(Available data begins)

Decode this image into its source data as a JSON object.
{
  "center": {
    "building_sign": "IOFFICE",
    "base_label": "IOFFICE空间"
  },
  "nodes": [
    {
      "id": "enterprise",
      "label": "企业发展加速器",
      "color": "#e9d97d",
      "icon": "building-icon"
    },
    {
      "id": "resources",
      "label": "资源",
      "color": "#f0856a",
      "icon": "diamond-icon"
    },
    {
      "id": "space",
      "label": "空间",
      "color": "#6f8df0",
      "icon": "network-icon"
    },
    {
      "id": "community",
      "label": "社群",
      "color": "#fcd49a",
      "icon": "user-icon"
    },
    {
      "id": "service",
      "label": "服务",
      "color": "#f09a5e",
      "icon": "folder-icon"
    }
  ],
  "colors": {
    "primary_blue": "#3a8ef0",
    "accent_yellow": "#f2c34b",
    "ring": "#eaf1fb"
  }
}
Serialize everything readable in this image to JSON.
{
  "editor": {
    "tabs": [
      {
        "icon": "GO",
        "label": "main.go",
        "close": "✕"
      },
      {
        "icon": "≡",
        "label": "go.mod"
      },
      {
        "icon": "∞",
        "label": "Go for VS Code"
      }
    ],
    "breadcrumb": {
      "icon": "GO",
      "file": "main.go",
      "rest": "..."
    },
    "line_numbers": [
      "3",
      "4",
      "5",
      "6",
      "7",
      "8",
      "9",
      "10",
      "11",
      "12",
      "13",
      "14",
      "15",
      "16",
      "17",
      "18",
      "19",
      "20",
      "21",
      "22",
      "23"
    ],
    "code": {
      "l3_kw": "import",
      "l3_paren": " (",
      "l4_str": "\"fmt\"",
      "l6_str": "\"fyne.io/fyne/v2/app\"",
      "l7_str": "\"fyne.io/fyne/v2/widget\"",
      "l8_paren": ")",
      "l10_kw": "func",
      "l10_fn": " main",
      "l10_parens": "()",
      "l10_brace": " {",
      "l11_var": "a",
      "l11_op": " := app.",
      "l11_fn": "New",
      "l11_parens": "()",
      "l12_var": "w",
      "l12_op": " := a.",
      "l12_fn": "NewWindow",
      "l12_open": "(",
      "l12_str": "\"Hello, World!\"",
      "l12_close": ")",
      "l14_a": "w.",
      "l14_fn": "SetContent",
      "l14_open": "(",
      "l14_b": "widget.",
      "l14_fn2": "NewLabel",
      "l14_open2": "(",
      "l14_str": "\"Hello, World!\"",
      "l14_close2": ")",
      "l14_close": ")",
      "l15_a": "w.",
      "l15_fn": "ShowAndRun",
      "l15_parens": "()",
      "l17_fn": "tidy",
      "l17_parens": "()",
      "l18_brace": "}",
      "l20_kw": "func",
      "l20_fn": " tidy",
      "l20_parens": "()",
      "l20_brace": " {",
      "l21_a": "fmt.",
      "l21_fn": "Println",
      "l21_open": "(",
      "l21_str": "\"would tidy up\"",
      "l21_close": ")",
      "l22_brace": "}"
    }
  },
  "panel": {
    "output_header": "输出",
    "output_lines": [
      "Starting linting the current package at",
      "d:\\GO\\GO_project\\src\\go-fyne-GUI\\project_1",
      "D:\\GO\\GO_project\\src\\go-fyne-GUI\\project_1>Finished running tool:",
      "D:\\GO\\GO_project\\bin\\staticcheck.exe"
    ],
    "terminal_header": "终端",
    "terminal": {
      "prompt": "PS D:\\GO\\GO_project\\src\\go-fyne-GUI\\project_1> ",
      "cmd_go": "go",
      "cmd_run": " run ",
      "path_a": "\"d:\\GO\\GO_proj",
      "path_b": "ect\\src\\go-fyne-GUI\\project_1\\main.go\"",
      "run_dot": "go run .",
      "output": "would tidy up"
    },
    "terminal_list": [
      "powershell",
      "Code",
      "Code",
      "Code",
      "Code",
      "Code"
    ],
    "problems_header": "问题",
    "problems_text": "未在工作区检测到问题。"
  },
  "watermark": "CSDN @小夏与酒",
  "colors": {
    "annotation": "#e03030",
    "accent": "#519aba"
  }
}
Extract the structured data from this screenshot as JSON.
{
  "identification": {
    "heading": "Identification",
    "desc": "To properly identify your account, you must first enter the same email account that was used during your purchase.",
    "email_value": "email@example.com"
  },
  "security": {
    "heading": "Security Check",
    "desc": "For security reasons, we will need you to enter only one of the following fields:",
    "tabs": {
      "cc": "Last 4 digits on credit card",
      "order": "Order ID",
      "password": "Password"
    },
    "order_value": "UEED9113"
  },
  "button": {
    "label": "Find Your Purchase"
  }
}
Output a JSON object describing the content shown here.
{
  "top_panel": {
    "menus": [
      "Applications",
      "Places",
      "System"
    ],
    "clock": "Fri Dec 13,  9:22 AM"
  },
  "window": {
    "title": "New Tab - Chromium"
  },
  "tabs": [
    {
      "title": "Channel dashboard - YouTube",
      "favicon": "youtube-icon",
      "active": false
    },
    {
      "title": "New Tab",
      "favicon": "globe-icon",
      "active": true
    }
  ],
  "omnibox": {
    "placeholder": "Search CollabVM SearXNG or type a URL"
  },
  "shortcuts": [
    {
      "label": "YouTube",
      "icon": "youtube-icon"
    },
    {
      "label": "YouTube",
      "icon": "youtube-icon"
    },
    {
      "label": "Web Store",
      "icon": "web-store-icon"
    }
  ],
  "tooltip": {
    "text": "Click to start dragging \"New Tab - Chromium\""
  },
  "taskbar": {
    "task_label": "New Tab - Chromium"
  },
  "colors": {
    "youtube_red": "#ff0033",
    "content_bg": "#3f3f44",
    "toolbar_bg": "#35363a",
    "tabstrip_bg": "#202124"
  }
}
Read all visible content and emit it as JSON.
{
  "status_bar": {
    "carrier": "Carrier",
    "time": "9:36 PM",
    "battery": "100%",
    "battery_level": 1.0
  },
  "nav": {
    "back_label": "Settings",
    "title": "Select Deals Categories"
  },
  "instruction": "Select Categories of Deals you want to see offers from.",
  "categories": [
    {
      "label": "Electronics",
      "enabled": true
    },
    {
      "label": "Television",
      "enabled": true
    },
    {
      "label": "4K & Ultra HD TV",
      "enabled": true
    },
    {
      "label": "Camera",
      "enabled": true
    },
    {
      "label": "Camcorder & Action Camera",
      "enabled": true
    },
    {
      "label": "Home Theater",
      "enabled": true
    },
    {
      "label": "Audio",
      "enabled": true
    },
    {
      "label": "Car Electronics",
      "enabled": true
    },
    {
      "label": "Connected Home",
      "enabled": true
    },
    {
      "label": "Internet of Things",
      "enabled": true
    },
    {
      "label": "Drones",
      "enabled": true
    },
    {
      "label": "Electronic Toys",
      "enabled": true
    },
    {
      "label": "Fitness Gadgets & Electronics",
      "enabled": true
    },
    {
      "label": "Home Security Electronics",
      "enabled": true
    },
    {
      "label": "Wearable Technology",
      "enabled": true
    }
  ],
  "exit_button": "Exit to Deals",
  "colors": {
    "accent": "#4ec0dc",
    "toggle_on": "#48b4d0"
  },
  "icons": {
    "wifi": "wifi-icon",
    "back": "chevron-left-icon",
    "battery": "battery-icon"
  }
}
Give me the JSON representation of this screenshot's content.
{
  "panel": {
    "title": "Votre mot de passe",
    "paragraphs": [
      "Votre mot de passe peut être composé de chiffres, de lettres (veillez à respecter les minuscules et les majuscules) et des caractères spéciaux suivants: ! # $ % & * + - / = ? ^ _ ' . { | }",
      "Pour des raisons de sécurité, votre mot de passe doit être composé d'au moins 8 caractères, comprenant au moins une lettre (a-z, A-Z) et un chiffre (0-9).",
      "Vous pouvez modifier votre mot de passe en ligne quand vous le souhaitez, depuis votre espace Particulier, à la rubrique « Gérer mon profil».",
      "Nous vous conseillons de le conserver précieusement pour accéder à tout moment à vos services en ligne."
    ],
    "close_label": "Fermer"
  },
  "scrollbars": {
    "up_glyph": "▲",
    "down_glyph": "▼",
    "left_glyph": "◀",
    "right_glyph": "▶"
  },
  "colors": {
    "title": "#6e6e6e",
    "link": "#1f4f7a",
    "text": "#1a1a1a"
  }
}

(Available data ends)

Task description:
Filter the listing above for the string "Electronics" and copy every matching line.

Answer:
      "label": "Electronics",
      "label": "Car Electronics",
      "label": "Fitness Gadgets & Electronics",
      "label": "Home Security Electronics",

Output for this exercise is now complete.